TASK INSTRUCTIONS: For every line in the records below that holds "value", make a copy.

##### TASK MATERIAL #####

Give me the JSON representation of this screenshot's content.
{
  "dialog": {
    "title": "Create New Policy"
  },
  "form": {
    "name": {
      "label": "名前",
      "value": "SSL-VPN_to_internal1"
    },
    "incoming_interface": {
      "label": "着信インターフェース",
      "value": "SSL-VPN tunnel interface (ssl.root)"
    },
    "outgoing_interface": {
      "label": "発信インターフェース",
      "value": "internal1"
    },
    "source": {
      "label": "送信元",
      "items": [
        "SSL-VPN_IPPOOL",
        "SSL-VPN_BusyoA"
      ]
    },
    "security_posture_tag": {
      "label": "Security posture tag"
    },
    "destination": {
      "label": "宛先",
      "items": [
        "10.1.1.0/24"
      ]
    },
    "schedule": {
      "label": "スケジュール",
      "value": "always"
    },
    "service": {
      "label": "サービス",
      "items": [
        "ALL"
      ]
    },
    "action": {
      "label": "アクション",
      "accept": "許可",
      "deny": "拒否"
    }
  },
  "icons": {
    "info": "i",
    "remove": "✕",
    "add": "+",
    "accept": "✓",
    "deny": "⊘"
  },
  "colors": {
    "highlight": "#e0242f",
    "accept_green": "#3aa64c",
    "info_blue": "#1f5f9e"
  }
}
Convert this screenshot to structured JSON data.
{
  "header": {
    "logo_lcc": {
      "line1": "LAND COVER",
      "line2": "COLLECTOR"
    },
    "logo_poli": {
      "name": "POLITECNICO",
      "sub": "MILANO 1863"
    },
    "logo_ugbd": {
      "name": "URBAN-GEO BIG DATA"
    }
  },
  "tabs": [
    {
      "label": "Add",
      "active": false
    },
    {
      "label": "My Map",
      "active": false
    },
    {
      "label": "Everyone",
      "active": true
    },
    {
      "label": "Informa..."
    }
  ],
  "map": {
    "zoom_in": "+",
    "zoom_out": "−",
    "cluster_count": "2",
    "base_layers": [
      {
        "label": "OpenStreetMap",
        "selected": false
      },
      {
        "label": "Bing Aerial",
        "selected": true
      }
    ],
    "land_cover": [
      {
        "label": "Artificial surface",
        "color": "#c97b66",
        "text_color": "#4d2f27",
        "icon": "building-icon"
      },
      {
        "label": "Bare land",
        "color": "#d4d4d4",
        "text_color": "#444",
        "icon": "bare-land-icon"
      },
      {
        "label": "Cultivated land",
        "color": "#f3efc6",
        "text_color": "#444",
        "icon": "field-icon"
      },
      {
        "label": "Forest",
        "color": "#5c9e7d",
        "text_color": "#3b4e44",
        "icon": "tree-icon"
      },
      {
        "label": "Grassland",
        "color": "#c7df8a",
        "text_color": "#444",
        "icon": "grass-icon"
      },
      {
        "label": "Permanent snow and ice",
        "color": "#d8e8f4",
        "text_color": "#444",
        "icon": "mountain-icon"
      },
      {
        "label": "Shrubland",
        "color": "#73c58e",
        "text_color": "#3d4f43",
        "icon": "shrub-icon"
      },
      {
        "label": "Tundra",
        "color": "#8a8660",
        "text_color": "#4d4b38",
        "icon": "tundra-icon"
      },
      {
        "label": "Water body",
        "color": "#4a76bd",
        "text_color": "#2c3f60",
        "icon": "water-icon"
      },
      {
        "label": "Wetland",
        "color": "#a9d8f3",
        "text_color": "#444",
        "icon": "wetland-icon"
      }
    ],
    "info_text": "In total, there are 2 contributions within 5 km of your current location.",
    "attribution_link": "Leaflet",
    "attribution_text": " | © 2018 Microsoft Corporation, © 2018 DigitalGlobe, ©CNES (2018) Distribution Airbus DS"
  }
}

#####

RESPONSE BOX:
      "value": "SSL-VPN_to_internal1"
      "value": "SSL-VPN tunnel interface (ssl.root)"
      "value": "internal1"
      "value": "always"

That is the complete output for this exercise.